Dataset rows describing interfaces

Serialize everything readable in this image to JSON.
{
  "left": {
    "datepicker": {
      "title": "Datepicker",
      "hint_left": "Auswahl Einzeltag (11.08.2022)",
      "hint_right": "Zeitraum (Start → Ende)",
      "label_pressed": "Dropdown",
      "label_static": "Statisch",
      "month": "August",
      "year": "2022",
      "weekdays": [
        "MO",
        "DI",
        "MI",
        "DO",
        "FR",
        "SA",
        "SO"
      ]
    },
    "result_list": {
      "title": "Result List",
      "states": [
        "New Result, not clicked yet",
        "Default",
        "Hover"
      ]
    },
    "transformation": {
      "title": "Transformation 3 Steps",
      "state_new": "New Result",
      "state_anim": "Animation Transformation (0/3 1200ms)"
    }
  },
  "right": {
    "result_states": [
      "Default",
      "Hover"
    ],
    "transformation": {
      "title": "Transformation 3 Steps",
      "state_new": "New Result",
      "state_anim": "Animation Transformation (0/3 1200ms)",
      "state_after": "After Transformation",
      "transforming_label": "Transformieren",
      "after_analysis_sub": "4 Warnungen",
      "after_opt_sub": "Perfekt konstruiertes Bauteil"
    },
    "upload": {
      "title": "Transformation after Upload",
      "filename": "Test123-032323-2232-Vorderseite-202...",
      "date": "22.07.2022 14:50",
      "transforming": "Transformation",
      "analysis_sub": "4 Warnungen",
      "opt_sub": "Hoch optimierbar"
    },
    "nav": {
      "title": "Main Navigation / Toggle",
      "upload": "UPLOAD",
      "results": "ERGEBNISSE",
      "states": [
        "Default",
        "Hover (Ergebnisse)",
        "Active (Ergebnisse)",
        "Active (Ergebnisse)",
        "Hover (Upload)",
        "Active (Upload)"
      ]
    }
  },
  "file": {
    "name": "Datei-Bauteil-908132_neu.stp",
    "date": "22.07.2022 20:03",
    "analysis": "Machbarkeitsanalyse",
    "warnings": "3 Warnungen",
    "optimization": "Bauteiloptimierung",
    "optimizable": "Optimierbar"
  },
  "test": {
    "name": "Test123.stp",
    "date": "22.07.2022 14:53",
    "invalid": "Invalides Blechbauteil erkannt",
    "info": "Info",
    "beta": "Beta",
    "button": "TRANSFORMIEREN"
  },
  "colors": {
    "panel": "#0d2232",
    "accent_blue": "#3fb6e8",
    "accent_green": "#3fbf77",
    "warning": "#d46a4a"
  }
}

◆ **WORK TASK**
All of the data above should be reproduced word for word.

◆ **ANSWER TO THIS PROBLEM**
Serialize everything readable in this image to JSON.
{
  "left": {
    "datepicker": {
      "title": "Datepicker",
      "hint_left": "Auswahl Einzeltag (11.08.2022)",
      "hint_right": "Zeitraum (Start → Ende)",
      "label_pressed": "Dropdown",
      "label_static": "Statisch",
      "month": "August",
      "year": "2022",
      "weekdays": [
        "MO",
        "DI",
        "MI",
        "DO",
        "FR",
        "SA",
        "SO"
      ]
    },
    "result_list": {
      "title": "Result List",
      "states": [
        "New Result, not clicked yet",
        "Default",
        "Hover"
      ]
    },
    "transformation": {
      "title": "Transformation 3 Steps",
      "state_new": "New Result",
      "state_anim": "Animation Transformation (0/3 1200ms)"
    }
  },
  "right": {
    "result_states": [
      "Default",
      "Hover"
    ],
    "transformation": {
      "title": "Transformation 3 Steps",
      "state_new": "New Result",
      "state_anim": "Animation Transformation (0/3 1200ms)",
      "state_after": "After Transformation",
      "transforming_label": "Transformieren",
      "after_analysis_sub": "4 Warnungen",
      "after_opt_sub": "Perfekt konstruiertes Bauteil"
    },
    "upload": {
      "title": "Transformation after Upload",
      "filename": "Test123-032323-2232-Vorderseite-202...",
      "date": "22.07.2022 14:50",
      "transforming": "Transformation",
      "analysis_sub": "4 Warnungen",
      "opt_sub": "Hoch optimierbar"
    },
    "nav": {
      "title": "Main Navigation / Toggle",
      "upload": "UPLOAD",
      "results": "ERGEBNISSE",
      "states": [
        "Default",
        "Hover (Ergebnisse)",
        "Active (Ergebnisse)",
        "Active (Ergebnisse)",
        "Hover (Upload)",
        "Active (Upload)"
      ]
    }
  },
  "file": {
    "name": "Datei-Bauteil-908132_neu.stp",
    "date": "22.07.2022 20:03",
    "analysis": "Machbarkeitsanalyse",
    "warnings": "3 Warnungen",
    "optimization": "Bauteiloptimierung",
    "optimizable": "Optimierbar"
  },
  "test": {
    "name": "Test123.stp",
    "date": "22.07.2022 14:53",
    "invalid": "Invalides Blechbauteil erkannt",
    "info": "Info",
    "beta": "Beta",
    "button": "TRANSFORMIEREN"
  },
  "colors": {
    "panel": "#0d2232",
    "accent_blue": "#3fb6e8",
    "accent_green": "#3fbf77",
    "warning": "#d46a4a"
  }
}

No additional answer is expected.